A 1st level fighter has encountered rumours of undead in their next quest location. They hope to petition for a vial of holy water from their temple. The holy water is 1 times of their monthly wages, so their player will have to roll a 3 on the Reaction Roll to get it for free.

A 5th level thief paying just 10% of income a month as fees to their guild fails in a hijink and is facing court. They could hope for a maximum of 5 times their monthly wages worth of legal aid from their guild. The best attorney and maximum bribes is 80% of this, so they'll get it with a Reaction Roll of 10 or more. Otherwise they'll have to be satisfied with lesser corruption and take their chances.

A 3rd level thief paying 50% of their income to their guild gets permanently injured in a brawl and needs magical healing. Their maximum aid would be 5 times that of a more independent thief, or 25 times their monthly wage. To see if their guild is willing to pay the temple for "Restore Life and Limb" (which costs 10% of their maximum), they need to roll just 3 or more. It pays to be a full member of the guild!
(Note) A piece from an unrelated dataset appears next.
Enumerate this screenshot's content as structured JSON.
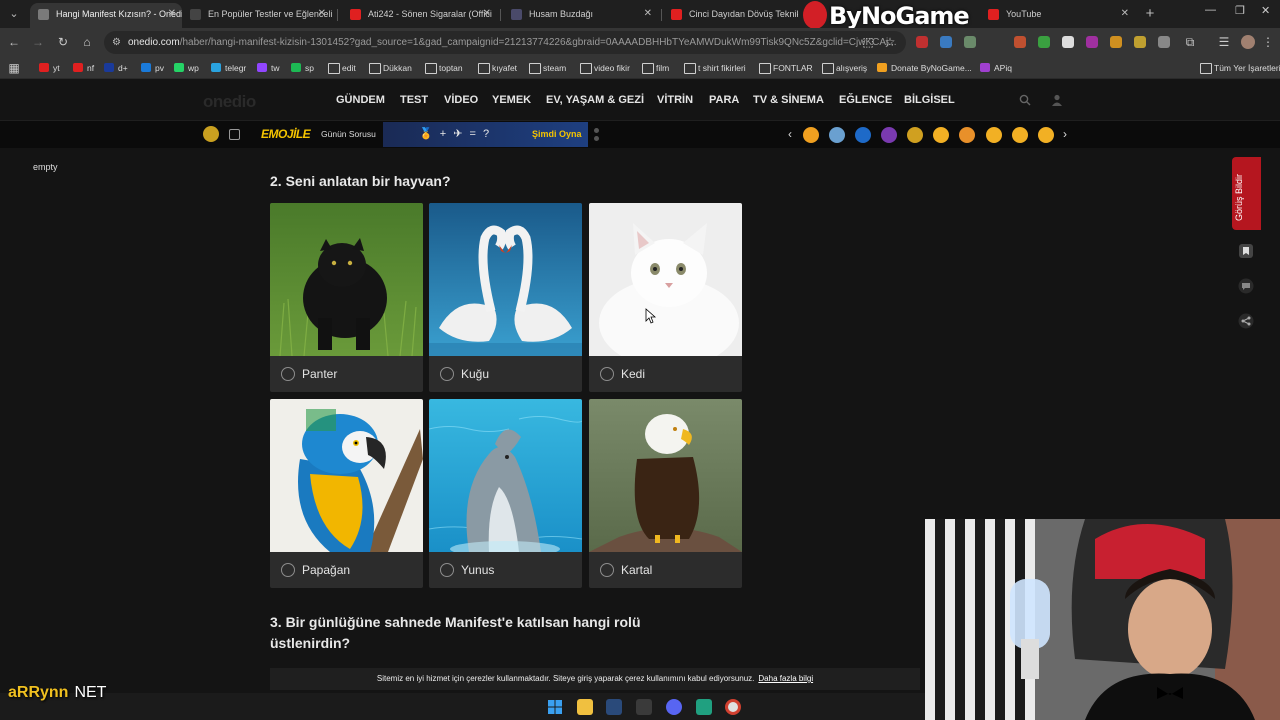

A 3rd level explorer gets killed in a dungeon and their party bring them to their temple for resurrection. Unfortunately most of the loot had to be abandoned in the rush to get out. Since the character has been paying their tithes in case of an accident like this, they'll need to use 50% of their allotment for this. This requires a Reaction Roll of 7 or more. They had better hope that the quests that they've performed for the temple give big enough bonus to succeed!